US7243025Jul 13, 2006Jul 10, 2007Garmin Ltd.Portable navigation device with instant on configuration on navigational display
US7299129Oct 18, 2004Nov 20, 2007Garmin Ltd.Portable navigation device with releasable antenna
US7590433 *Jan 9, 2006Sep 15, 2009Lite-On Technology CorporationPortable electronic device
US7679893 *Aug 4, 2005Mar 16, 2010Apple Inc.Display housing for computing device
US7801515Jan 26, 2006Sep 21, 2010Nilsson Byard GWireless telephone communication for individual callers to contact remote telephone terminals through a public switched telephone network
EP0932220A2 *Jan 21, 1999Jul 28, 1999Matsushita Electric Industrial Co., Ltd.Multi-filar helical antenna and portable radio
Classifications
U.S. Classification455/575.7, 455/351, 455/129
International ClassificationH04B1/38, H01Q1/08
Cooperative ClassificationH04B1/3833, H01Q1/084
European ClassificationH01Q1/08C, H04B1/38P2
Legal Events
DateCodeEventDescription
Jan 13, 2012ASAssignment

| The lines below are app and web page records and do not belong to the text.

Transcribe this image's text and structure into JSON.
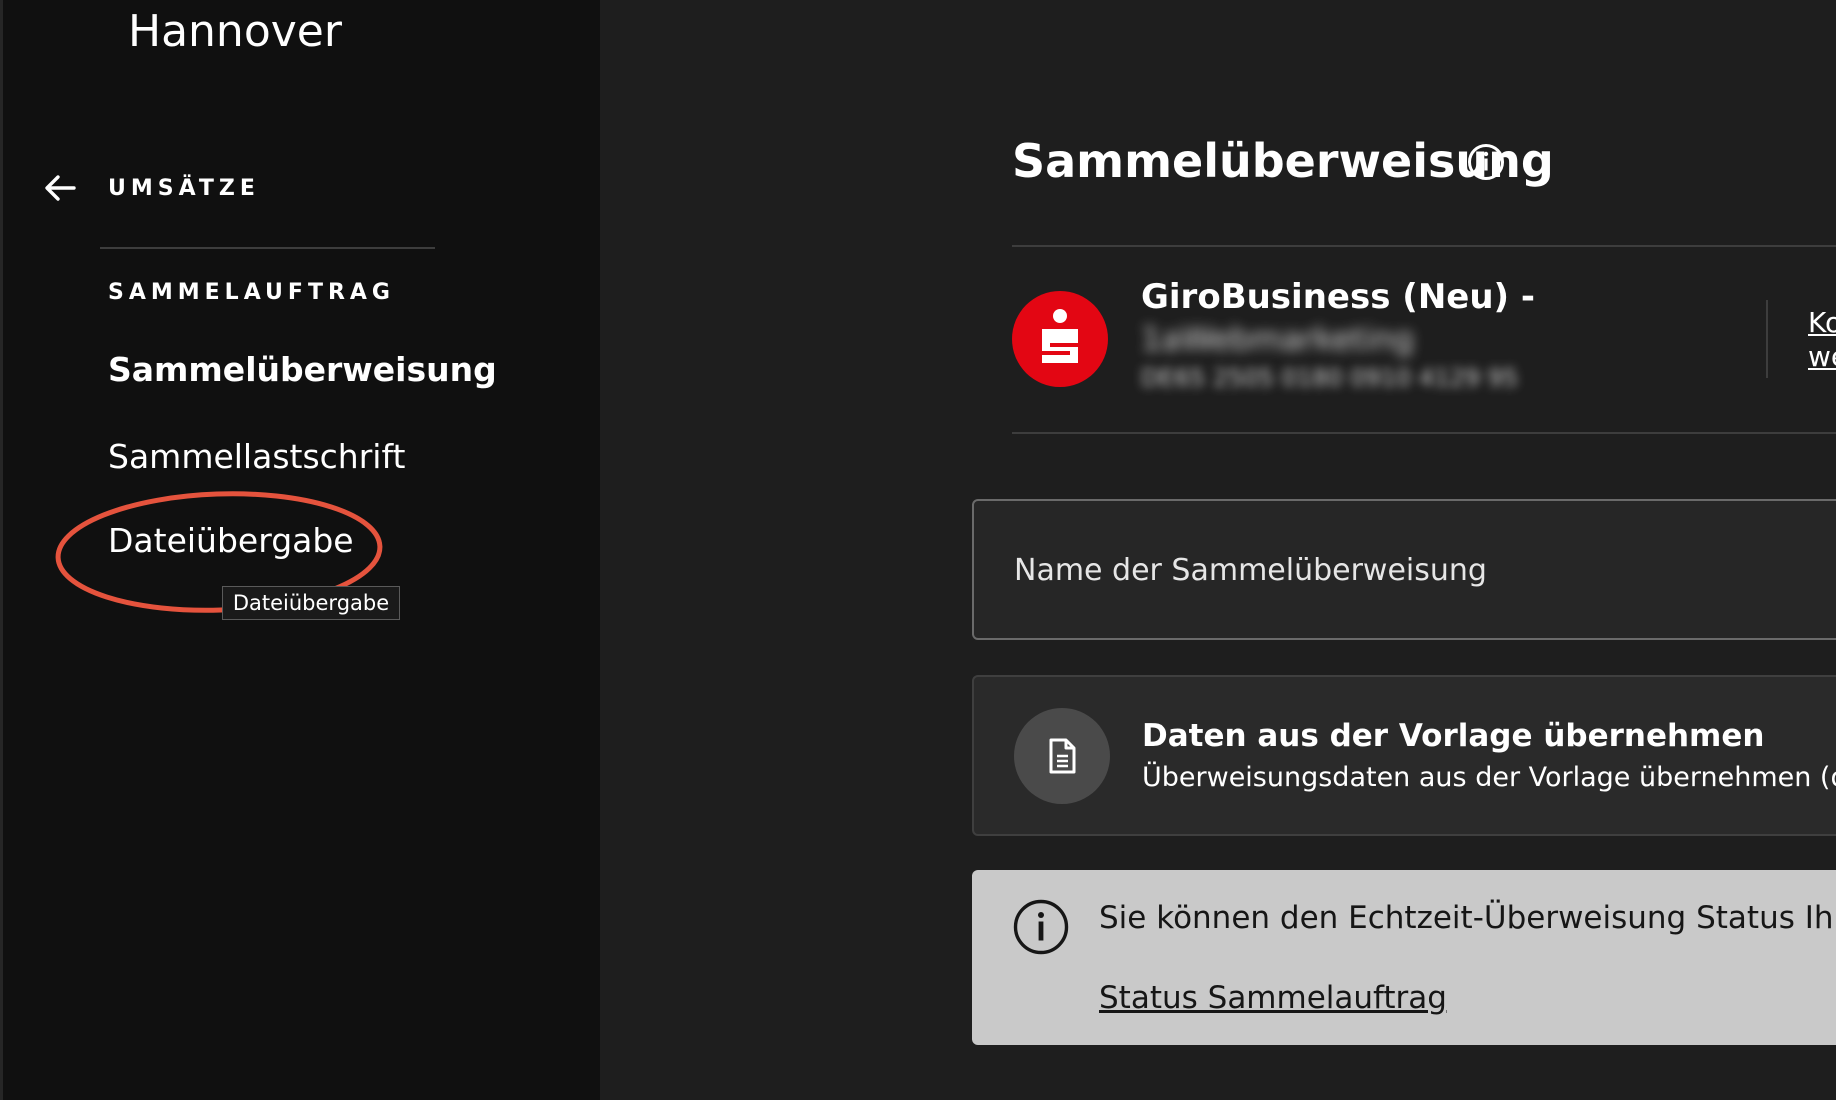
{
  "sidebar": {
    "bank_title": "Hannover",
    "back_label": "UMSÄTZE",
    "section_label": "SAMMELAUFTRAG",
    "items": [
      {
        "label": "Sammelüberweisung",
        "active": true
      },
      {
        "label": "Sammellastschrift",
        "active": false
      },
      {
        "label": "Dateiübergabe",
        "active": false
      }
    ],
    "tooltip": "Dateiübergabe",
    "highlight_color": "#e5533d"
  },
  "main": {
    "title": "Sammelüberweisung",
    "account": {
      "name": "GiroBusiness (Neu) -",
      "holder": "1aWebmarketing",
      "iban": "DE65 2505 0180 0910 4129 95",
      "change_link": "Ko\nwe"
    },
    "name_field": {
      "placeholder": "Name der Sammelüberweisung",
      "value": ""
    },
    "template": {
      "title": "Daten aus der Vorlage übernehmen",
      "subtitle": "Überweisungsdaten aus der Vorlage übernehmen (optic"
    },
    "info": {
      "text": "Sie können den Echtzeit-Überweisung Status Ihrer v",
      "link": "Status Sammelauftrag"
    },
    "colors": {
      "brand_red": "#e30613",
      "background": "#1e1e1e",
      "sidebar": "#101010",
      "info_box": "#c9c9c9"
    }
  }
}
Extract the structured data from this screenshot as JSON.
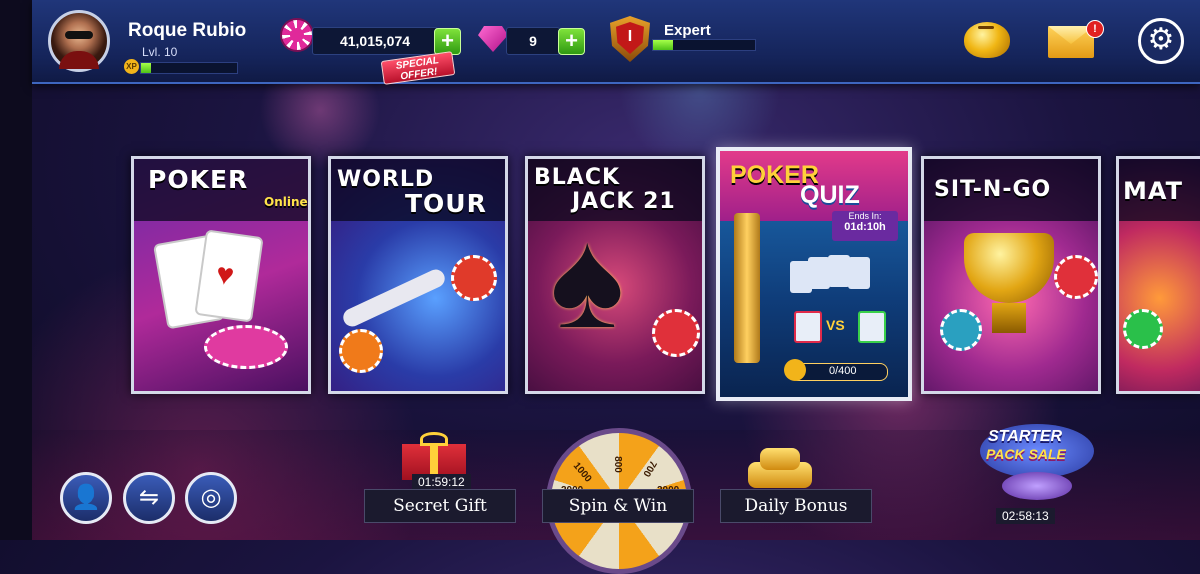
{
  "player": {
    "name": "Roque Rubio",
    "level": "Lvl. 10",
    "xp_badge": "XP",
    "xp_progress": 0.1
  },
  "currency": {
    "chips": "41,015,074",
    "special_offer": "SPECIAL OFFER!",
    "gems": "9",
    "plus": "+"
  },
  "rank": {
    "name": "Expert",
    "badge": "I",
    "progress": 0.2
  },
  "top_icons": {
    "mail_badge": "!",
    "settings_icon": "gear-icon",
    "piggy_icon": "piggy-bank-icon",
    "mail_icon": "mail-icon"
  },
  "games": [
    {
      "title_line1": "POKER",
      "subtitle": "Online"
    },
    {
      "title_line1": "WORLD",
      "title_line2": "TOUR"
    },
    {
      "title_line1": "BLACK",
      "title_line2": "JACK 21"
    },
    {
      "title_line1": "POKER",
      "title_line2": "QUIZ",
      "ends_label": "Ends In:",
      "ends_time": "01d:10h",
      "progress_text": "0/400",
      "vs": "VS"
    },
    {
      "title_line1": "SIT-N-GO"
    },
    {
      "title_line1": "MAT"
    }
  ],
  "bottom": {
    "secret_gift": {
      "label": "Secret Gift",
      "timer": "01:59:12"
    },
    "spin_win": {
      "label": "Spin & Win",
      "wheel_values": [
        "800",
        "1000",
        "2000",
        "700",
        "2000"
      ]
    },
    "daily_bonus": {
      "label": "Daily Bonus"
    },
    "starter_pack": {
      "line1": "STARTER",
      "line2": "PACK SALE",
      "timer": "02:58:13"
    }
  },
  "colors": {
    "accent_green": "#4fc218",
    "topbar": "#15245a",
    "badge_red": "#e12020"
  }
}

Effective date: 20111213
Owner name: HTC CORPORATION, TAIWAN
Free format text: ASSIGNMENT OF ASSIGNORS INTEREST;ASSIGNOR:HEWLETT-PACKARD DEVELOPMENT COMPANY, L.P.;REEL/FRAME:027531/0218
Dec 17, 2008FPAYFee payment
Year of fee payment: 12
Sep 27, 2004FPAYFee payment
Year of fee payment: 8
Jan 21, 2004ASAssignment
Owner name: HEWLETT-PACKARD DEVELOPMENT COMPANY, L.P., TEXAS
Free format text: CHANGE OF NAME;ASSIGNOR:COMPAQ INFORMATION TECHNOLOGIES GROUP, LP;REEL/FRAME:015000/0305
Effective date: 20021001
Owner name: HEWLETT-PACKARD DEVELOPMENT COMPANY, L.P. 20555 SH
Free format text: CHANGE OF NAME;ASSIGNOR:COMPAQ INFORMATION TECHNOLOGIES GROUP, LP /AR;REEL/FRAME:015000/0305
Dec 31, 2001ASAssignment
Owner name: COMPAQ INFORMATION TECHNOLOGIES GROUP, L.P., TEXAS
Free format text: ASSIGNMENT OF ASSIGNORS INTEREST;ASSIGNOR:COMPAQ COMPUTER CORPORATION;REEL/FRAME:012418/0222
Effective date: 20010620
Owner name: COMPAQ INFORMATION TECHNOLOGIES GROUP, L.P. 20555
Sep 28, 2000FPAYFee payment
Year of fee payment: 4
Jun 7, 1995ASAssignment
Owner name: COMPAQ COMPUTER CORPORATION, TEXAS
Free format text: ASSIGNMENT OF ASSIGNORS INTEREST;ASSIGNOR:ROSSI, MARKKU J.;REEL/FRAME:007509/0868
Effective date: 19950522